### What you are asked to do
From the first line to the last, copy the listing exactly and omit the images.

Exercise input below:

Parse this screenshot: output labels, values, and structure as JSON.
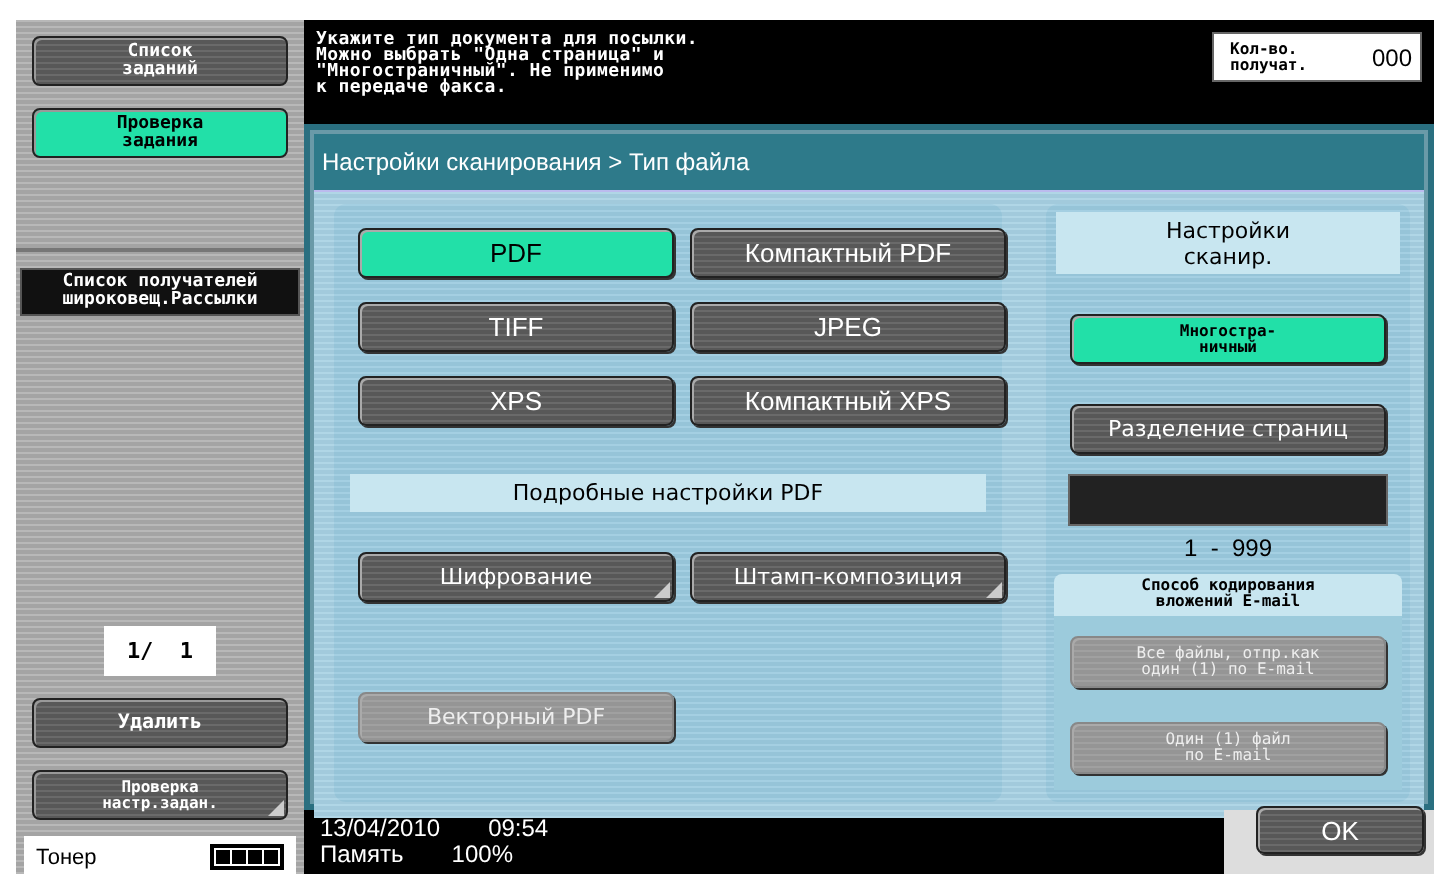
{
  "sidebar": {
    "buttons": [
      {
        "label": "Список\nзаданий",
        "selected": false
      },
      {
        "label": "Проверка\nзадания",
        "selected": true
      }
    ],
    "list_label": "Список получателей\nшироковещ.Рассылки",
    "page_counter": "1/  1",
    "delete_button": "Удалить",
    "check_settings_button": "Проверка\nнастр.задан.",
    "toner": {
      "label": "Тонер"
    }
  },
  "message": "Укажите тип документа для посылки.\nМожно выбрать \"Одна страница\" и\n\"Многостраничный\". Не применимо\nк передаче факса.",
  "recipients": {
    "label": "Кол-во.\nполучат.",
    "value": "000"
  },
  "panel": {
    "title": "Настройки сканирования > Тип файла",
    "file_types": [
      {
        "label": "PDF",
        "selected": true
      },
      {
        "label": "Компактный PDF",
        "selected": false
      },
      {
        "label": "TIFF",
        "selected": false
      },
      {
        "label": "JPEG",
        "selected": false
      },
      {
        "label": "XPS",
        "selected": false
      },
      {
        "label": "Компактный XPS",
        "selected": false
      }
    ],
    "pdf_settings": {
      "title": "Подробные настройки PDF",
      "buttons": [
        {
          "label": "Шифрование",
          "disabled": false
        },
        {
          "label": "Штамп-композиция",
          "disabled": false
        }
      ],
      "vector_button": {
        "label": "Векторный PDF",
        "disabled": true
      }
    },
    "scan_settings": {
      "title": "Настройки\nсканир.",
      "multipage": {
        "label": "Многостра-\nничный",
        "selected": true
      },
      "page_split": {
        "label": "Разделение страниц",
        "selected": false
      },
      "range": "1  -  999"
    },
    "email_encoding": {
      "title": "Способ кодирования\nвложений E-mail",
      "options": [
        {
          "label": "Все файлы, отпр.как\nодин (1) по E-mail",
          "disabled": true
        },
        {
          "label": "Один (1) файл\nпо E-mail",
          "disabled": true
        }
      ]
    }
  },
  "footer": {
    "date": "13/04/2010",
    "time": "09:54",
    "memory_label": "Память",
    "memory_value": "100%",
    "ok_button": "OK"
  }
}
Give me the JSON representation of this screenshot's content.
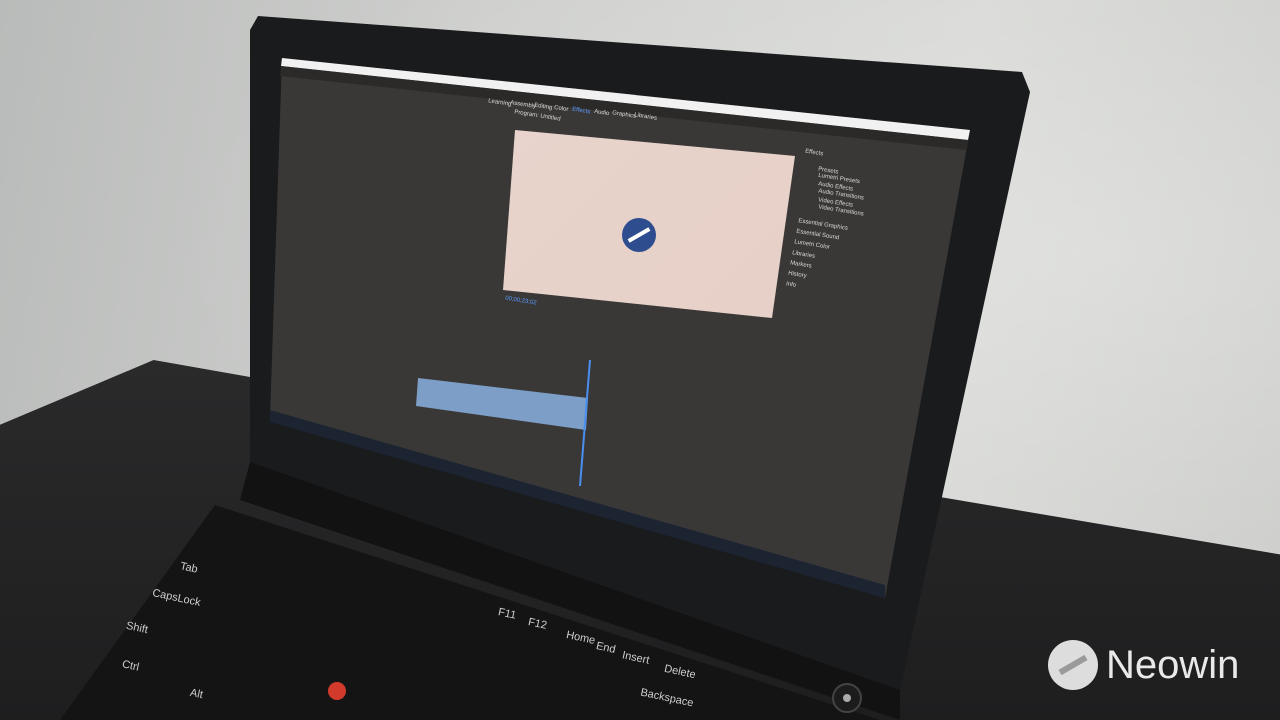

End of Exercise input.

### Solution to the exercise
Parse this screenshot: output labels, values, and structure as JSON.
{
  "sidebar": {
    "buttons": [
      {
        "label": "Список\nзаданий",
        "selected": false
      },
      {
        "label": "Проверка\nзадания",
        "selected": true
      }
    ],
    "list_label": "Список получателей\nшироковещ.Рассылки",
    "page_counter": "1/  1",
    "delete_button": "Удалить",
    "check_settings_button": "Проверка\nнастр.задан.",
    "toner": {
      "label": "Тонер"
    }
  },
  "message": "Укажите тип документа для посылки.\nМожно выбрать \"Одна страница\" и\n\"Многостраничный\". Не применимо\nк передаче факса.",
  "recipients": {
    "label": "Кол-во.\nполучат.",
    "value": "000"
  },
  "panel": {
    "title": "Настройки сканирования > Тип файла",
    "file_types": [
      {
        "label": "PDF",
        "selected": true
      },
      {
        "label": "Компактный PDF",
        "selected": false
      },
      {
        "label": "TIFF",
        "selected": false
      },
      {
        "label": "JPEG",
        "selected": false
      },
      {
        "label": "XPS",
        "selected": false
      },
      {
        "label": "Компактный XPS",
        "selected": false
      }
    ],
    "pdf_settings": {
      "title": "Подробные настройки PDF",
      "buttons": [
        {
          "label": "Шифрование",
          "disabled": false
        },
        {
          "label": "Штамп-композиция",
          "disabled": false
        }
      ],
      "vector_button": {
        "label": "Векторный PDF",
        "disabled": true
      }
    },
    "scan_settings": {
      "title": "Настройки\nсканир.",
      "multipage": {
        "label": "Многостра-\nничный",
        "selected": true
      },
      "page_split": {
        "label": "Разделение страниц",
        "selected": false
      },
      "range": "1  -  999"
    },
    "email_encoding": {
      "title": "Способ кодирования\nвложений E-mail",
      "options": [
        {
          "label": "Все файлы, отпр.как\nодин (1) по E-mail",
          "disabled": true
        },
        {
          "label": "Один (1) файл\nпо E-mail",
          "disabled": true
        }
      ]
    }
  },
  "footer": {
    "date": "13/04/2010",
    "time": "09:54",
    "memory_label": "Память",
    "memory_value": "100%",
    "ok_button": "OK"
  }
}
Give me the JSON representation of this screenshot's content.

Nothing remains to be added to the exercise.